This has been proven time and time again, by numerous studies of both the long-term and short-term.
The latest data point comes from Standard & Poor’s 10th annual fund performance scorecard. What makes this particular report noteworthy, however, isn’t the fact that most managers picked stinkers but the sheer magnitude of those who made bad calls.
About 84% of U.S. stock funds that are actively managed, rather than passively tracking an index, underperformed versus the Standard & Poor’s indexes that best represent their benchmarks.
That’s right – 17 out of 20 money managers would have performed better if they just read their investments of an index instead of “researching” their own picks.
S&P found that performance was better over the past several years than in 2011, although actively managed funds still consistently fell short. Over three years, from 2009 through 2011, about 56% of stock funds underperformed benchmarks. Over five years, 61% didn’t beat the market.
Going back 10 years, the average percentage of funds underperforming has been about 57%.
It makes you really wonder why the hell ANYONE trusts a human to run their finances. Index funds charge lower fees — as little as 0.06 percent at some funds — because they don’t rely on professionals to pick stocks. There are no fancy New York offices to rent or Brooks Brothers suits to buy for self-important advisors.
True, there are many examples of fund managers whose investment-picking skills make them worth their fees. But the ranks of such winning managers are very small.

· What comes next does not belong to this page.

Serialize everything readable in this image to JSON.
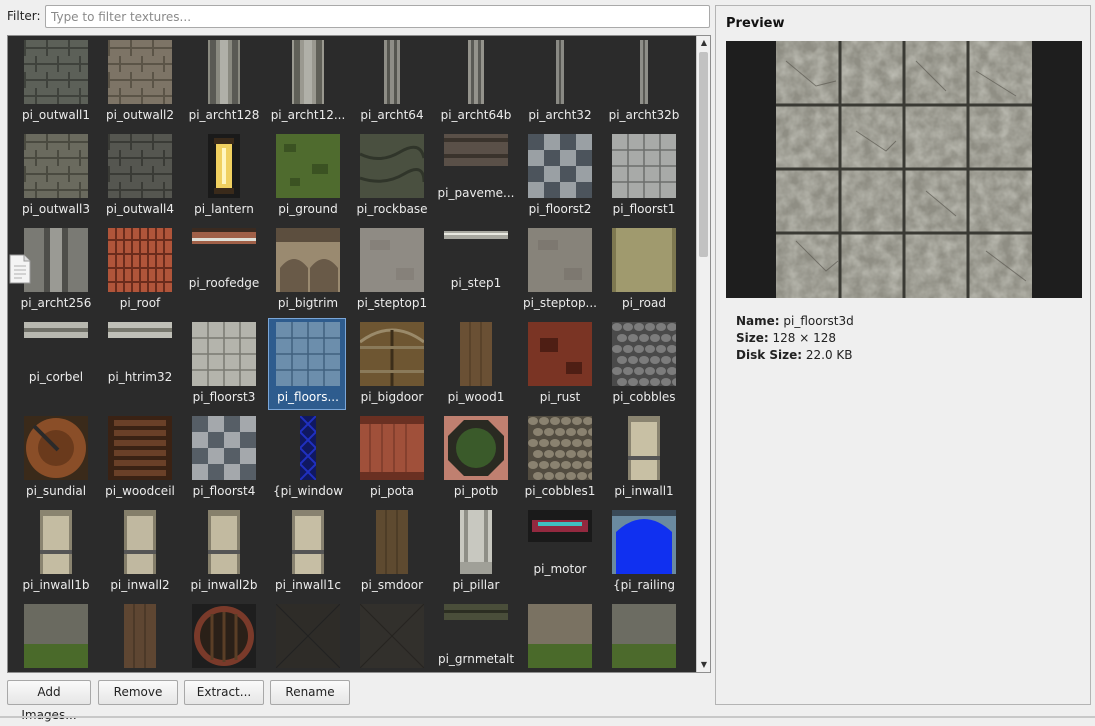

And if the 84% of underperforming managers last year is any indication, the group of truly competent stock-pickers on Wall Street is shrinking all the time.